*Records*:
-- Opening Marker --

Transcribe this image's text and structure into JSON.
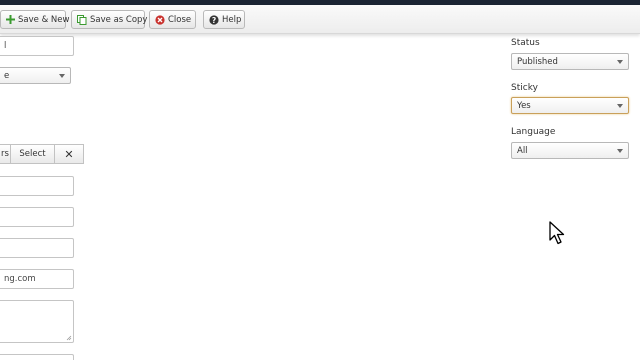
{
  "toolbar": {
    "save_new_label": "Save & New",
    "save_copy_label": "Save as Copy",
    "close_label": "Close",
    "help_label": "Help"
  },
  "left_form": {
    "field1_value": "l",
    "select1_value": "e",
    "user_select": {
      "partial_label": "rs",
      "select_label": "Select",
      "clear_symbol": "✕"
    },
    "field_website_value": "ng.com"
  },
  "right_panel": {
    "status": {
      "label": "Status",
      "value": "Published"
    },
    "sticky": {
      "label": "Sticky",
      "value": "Yes"
    },
    "language": {
      "label": "Language",
      "value": "All"
    }
  },
  "colors": {
    "accent_green": "#3a9a2f",
    "close_red": "#c9302c",
    "topbar": "#1b2433"
  },
  "icons": {
    "save_new": "plus-icon",
    "save_copy": "copy-icon",
    "close": "close-circle-icon",
    "help": "help-circle-icon",
    "cursor": "mouse-pointer-icon"
  }
}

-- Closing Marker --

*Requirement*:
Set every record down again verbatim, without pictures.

*Solution to the problem*:
Transcribe this image's text and structure into JSON.
{
  "toolbar": {
    "save_new_label": "Save & New",
    "save_copy_label": "Save as Copy",
    "close_label": "Close",
    "help_label": "Help"
  },
  "left_form": {
    "field1_value": "l",
    "select1_value": "e",
    "user_select": {
      "partial_label": "rs",
      "select_label": "Select",
      "clear_symbol": "✕"
    },
    "field_website_value": "ng.com"
  },
  "right_panel": {
    "status": {
      "label": "Status",
      "value": "Published"
    },
    "sticky": {
      "label": "Sticky",
      "value": "Yes"
    },
    "language": {
      "label": "Language",
      "value": "All"
    }
  },
  "colors": {
    "accent_green": "#3a9a2f",
    "close_red": "#c9302c",
    "topbar": "#1b2433"
  },
  "icons": {
    "save_new": "plus-icon",
    "save_copy": "copy-icon",
    "close": "close-circle-icon",
    "help": "help-circle-icon",
    "cursor": "mouse-pointer-icon"
  }
}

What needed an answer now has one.